Support for Carers
Support Options Available
Whilst taking on the role of being a full-time Carer for someone can be very rewarding, it can sometimes result in feelings of loneliness and isolation. It may be difficult for you to go outside the home to socialise, and family and friends may start to visit less often. It can be helpful to share your experiences with someone you feel you can comfortably discuss your concerns – family, friends, neighbours or especially other Carers or Health Workers, who may be in a better position to understand and empathise with your situation.
Support Services & Professional Counselling
These services can help you to better manage and understand your situation – particularly relating to relationships and improving behaviours that can be a large part of being a Carer. Using this type of assistance can reduce the stress you may be experiencing in your caring role, and even lead you to successfully continue in your role for much longer than you first thought possible.
Types of assistance available
Support Services and professional counselling may include the following –
- Grief counselling
- Short-term psychological and emotional support
- Guidance in your relationship with the person in your care
- Advice to assist you to better manage challenging behaviours and situations
- Information to help protect your rights as a Carer
There is a range of qualified professional counsellors that provide these services, depending on the type of support you need.
There are also specialist Carer information and advice services to support you in your role. These services will help you with information about:
- Accessing independent aged care advocacy services
- Making decisions concerning your caring role
- Planning appropriately for things such as respite care or short-term care.
How are counselling services delivered to you?
In the majority of cases, support services and counselling are delivered to you in a wide variety of community settings. However, a small number of services may only be available via ‘phone counselling’.
Carer Support Groups
Carer support groups offer a safe place to talk about your role and experiences as a Carer. They can put you in contact with other Carers who may be experiencing similar concerns as you, so you can share suggestions and advice to support each other.
Carer Support Groups are most commonly organised around specific caring roles and/or conditions. For example for people with a particular chronic disease, physical disabilities, mental illness, aged care needs etc, and the individual situation of the person you are caring for. For further information about Support Groups in your local area, call My Aged Care on 1800 200 422, or visit Caring For Someone with a Particular Need.
Accessing Grief Counselling Services
When a loved one dies, it is natural to feel intense feelings of grief that you may have trouble coping with. It can be helpful to discuss your feelings with someone from outside your circle of family or friends.
The main objective of grief counselling is to focus on helping you to better understand your emotions, and to adjust to the changes in your life. It can also assist you to understand the actions of people around you, who may be expressing their grief in very different ways to your own. Grief counsellors can put you in touch with other connected services in your area that may be able to assist you.
These two national support organisations, which have local branches Australia wide, may also be able to help you cope with your grief:

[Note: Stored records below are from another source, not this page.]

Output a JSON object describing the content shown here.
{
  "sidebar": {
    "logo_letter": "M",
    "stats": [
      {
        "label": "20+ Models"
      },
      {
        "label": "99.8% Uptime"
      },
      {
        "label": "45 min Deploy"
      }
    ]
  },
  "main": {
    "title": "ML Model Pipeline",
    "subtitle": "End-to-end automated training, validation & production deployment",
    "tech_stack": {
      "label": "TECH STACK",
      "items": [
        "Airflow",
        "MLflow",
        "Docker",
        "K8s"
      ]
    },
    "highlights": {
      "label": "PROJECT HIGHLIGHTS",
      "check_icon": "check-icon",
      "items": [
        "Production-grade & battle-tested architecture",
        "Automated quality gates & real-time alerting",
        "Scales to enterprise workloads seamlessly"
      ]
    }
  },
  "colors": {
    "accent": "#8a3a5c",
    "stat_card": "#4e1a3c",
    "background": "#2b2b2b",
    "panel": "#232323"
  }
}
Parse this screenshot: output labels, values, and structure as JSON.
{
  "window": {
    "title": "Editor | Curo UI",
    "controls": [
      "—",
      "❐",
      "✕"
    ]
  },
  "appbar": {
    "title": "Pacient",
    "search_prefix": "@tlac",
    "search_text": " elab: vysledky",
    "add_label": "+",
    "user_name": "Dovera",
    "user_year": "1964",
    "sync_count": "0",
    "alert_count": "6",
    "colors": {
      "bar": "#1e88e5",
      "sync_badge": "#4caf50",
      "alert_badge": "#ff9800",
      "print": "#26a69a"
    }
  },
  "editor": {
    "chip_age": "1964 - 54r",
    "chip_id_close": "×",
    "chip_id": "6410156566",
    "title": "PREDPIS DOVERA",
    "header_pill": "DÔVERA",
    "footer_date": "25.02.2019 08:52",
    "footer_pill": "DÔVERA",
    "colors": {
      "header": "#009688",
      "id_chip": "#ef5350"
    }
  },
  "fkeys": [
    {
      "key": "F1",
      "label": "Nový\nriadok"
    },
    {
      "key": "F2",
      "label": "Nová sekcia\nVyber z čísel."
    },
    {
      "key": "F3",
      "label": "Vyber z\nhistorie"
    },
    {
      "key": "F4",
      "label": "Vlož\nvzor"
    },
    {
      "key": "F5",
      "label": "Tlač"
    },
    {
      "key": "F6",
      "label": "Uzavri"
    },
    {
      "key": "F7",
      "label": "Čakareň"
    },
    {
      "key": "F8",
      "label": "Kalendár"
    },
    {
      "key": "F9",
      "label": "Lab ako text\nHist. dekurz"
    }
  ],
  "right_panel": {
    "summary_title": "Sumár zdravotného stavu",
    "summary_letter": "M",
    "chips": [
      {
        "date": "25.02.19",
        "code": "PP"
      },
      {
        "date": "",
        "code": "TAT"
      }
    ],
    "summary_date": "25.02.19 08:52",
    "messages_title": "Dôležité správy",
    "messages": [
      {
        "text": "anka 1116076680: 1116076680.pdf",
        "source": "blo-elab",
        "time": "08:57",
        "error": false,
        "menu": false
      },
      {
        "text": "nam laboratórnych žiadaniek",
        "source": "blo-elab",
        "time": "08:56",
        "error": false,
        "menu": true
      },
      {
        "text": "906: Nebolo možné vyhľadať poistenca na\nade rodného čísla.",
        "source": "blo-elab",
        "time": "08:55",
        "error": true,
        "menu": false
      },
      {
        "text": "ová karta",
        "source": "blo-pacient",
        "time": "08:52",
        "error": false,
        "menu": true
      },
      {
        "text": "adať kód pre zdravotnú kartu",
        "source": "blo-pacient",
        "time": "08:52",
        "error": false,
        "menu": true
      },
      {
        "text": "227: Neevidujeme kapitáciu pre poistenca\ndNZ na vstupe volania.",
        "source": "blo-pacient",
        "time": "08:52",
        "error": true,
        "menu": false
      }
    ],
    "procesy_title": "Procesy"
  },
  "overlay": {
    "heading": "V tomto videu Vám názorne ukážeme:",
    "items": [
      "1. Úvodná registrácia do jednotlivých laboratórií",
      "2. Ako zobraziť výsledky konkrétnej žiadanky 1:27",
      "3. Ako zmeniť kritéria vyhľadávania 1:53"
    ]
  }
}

- The National Association for Loss and Grief Australia (NALAG) is a non-profit and independent organisation. They assist people, organisations, groups and entire communities to work through their grief and trauma, to help them to be as strong and resilient as possible. A range of links to counselling programmes, local resources and education can be found at the NALAG website.
- The Australian Centre for Grief and Bereavement is a non-profit and independent organisation. It is the largest provider of grief and bereavement education in Australia. Visit the Australian Centre for Grief and Bereavement website to find out how they may be able to assist you through education course, counselling services and support information.
To access immediate assistance
If you need to talk to someone immediately, contact Lifeline (24 hours a day) on 13 11 14.
If you need respite, Commonwealth Respite and Carelink Centres may be able to organise either short-term or emergency respite services.